Opening our own wallets to help

It’s often the more important, mundane aspects of government which receive little or no attention. Once the world’s leader in the development and maintenance of its infrastructure, America has fallen to 16th in surveys of engineers and public works analysts. Though our population continues to grow, investment has been stagnant in roads, bridges, transportation and other common infrastructure, such as our utility grid and water and sewer systems.

Granted, replacing interstate bridges, water and sewer treatment plants cost big bucks. But as residents of most of DeKalb County can recently and reasonably attest, you don’t always appreciate the need for dependable infrastructure until you don’t have it; one damaged water main kept the county and its residents and businesses dealing with water outages, shortages and a boil-water advisory for nearly four days.

In our metro Atlanta Perimeter Center sub-market, our job is to develop and maintain one of the premier live, work and play communities in the Southeast, as well as to enhance the reputation of Georgia’s Fortune 500 address of choice. Making this dream a reality comes at real costs, and we have invested millions in transportation, mass transit and other infrastructure improvements within the two counties and three cities which our 4.2 square mile Perimeter Community Improvement Districts (PCIDs) straddle.

And we plan to invest more.

The $1.1-billion reconstruction of the I-285/Georgia 400 interchange will be Georgia’s largest transportation project to date, according to GDOT Commissioner Russell McMurry. The Georgia Department of Transportation (GDOT) Board formally authorized the project for construction earlier this summer.

The existing interchange has become one of the region’s most congested, handling nearly 500,000 autos and trucks daily, well beyond its original design capacity.

Our business leaders and major property owners understand that there is no free lunch, and we do not expect the state or federal governments to make major investments in our region without some type of commitment or contribution from the community. With that in mind, the boards of our Central DeKalb and Fulton County CIDs recently issued a formal resolution to Governor Nathan Deal, voluntarily pledging the first $10 million in hard construction costs.

The new interchange will incorporate miles of flyover bridges and collector distributor lanes as far back as Chamblee-Dunwoody Road, and reach as far north as Roswell Road along 285, as well as a similar span on Georgia 400 from the Glenridge Connector north to Spalding Drive — essentially two simultaneous projects.

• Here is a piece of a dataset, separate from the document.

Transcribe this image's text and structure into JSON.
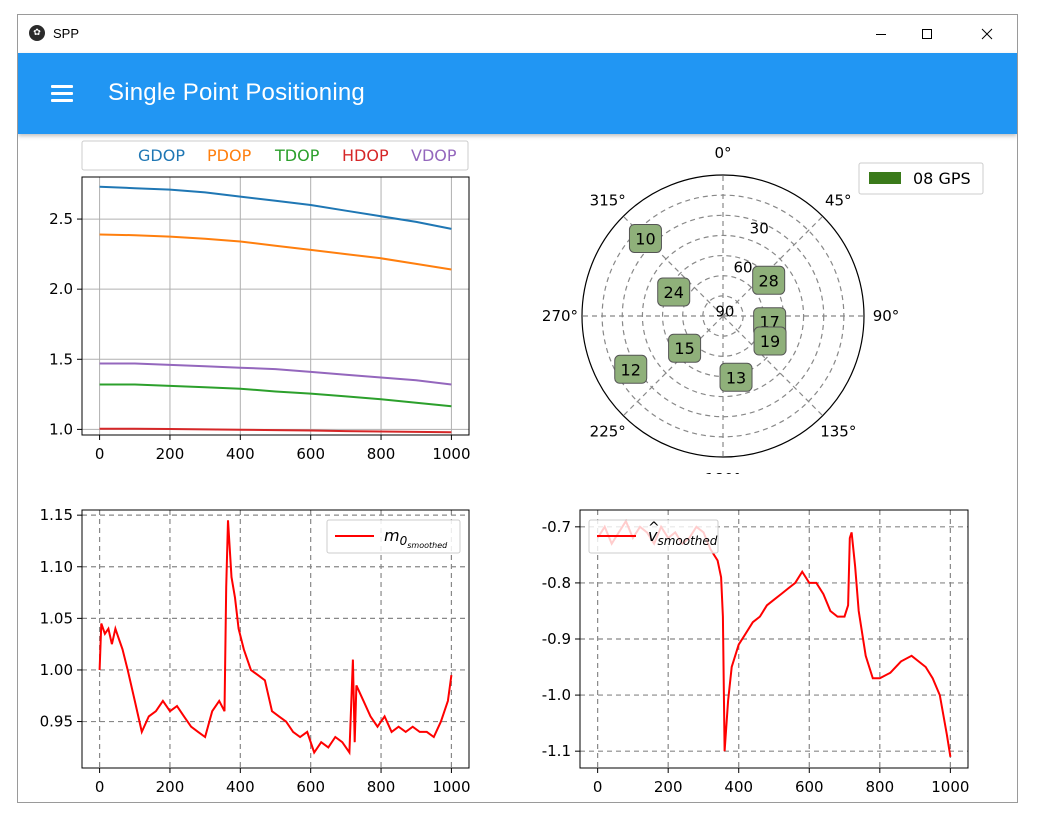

Our CID property owners voluntarily commit millions each year in additional property tax revenues to our host counties and cities, and they felt it important to speak loudly and clearly in making a similar voluntary contribution at the state and federal levels. Groundbreaking is just over a year away.

Congress has struggled to identify a sustainable funding source for the U.S. Highway Trust Fund, which became insolvent on July 31. Congress has extended the current funding mechanism in place through October 31. The 35th such extension. We salute and celebrate our Governor, Lieutenant Governor and Georgia General Assembly for having the political will and leadership to recalibrate Georgia’s motor fuel excise tax, committing roughly $1 billion in new revenue per year towards new construction and infrastructure maintenance.

Though the I-285/Georgia 400 interchange is squarely in the midst of our PCIDs, it impacts traffic flow across metro Atlanta and the 29 counties included in our metro area. Metro Atlanta traffic patterns also cascade and ripple out into our state. Quicker transit through the interchange means more export capacity for the port of Savannah or faster receipt of raw materials in our carpet capital of Dalton. Georgia peanuts and Vidalia onions also benefit from heading north faster, whether through this interchange or the I-85/316 re-build, or the expansion currently underway in the I-75/575 corridor.

This historic project at the intersection of I-285/400 will benefit our entire state. We now look to our peers and other communities seeking investment and re-investment to help and lead by example as well.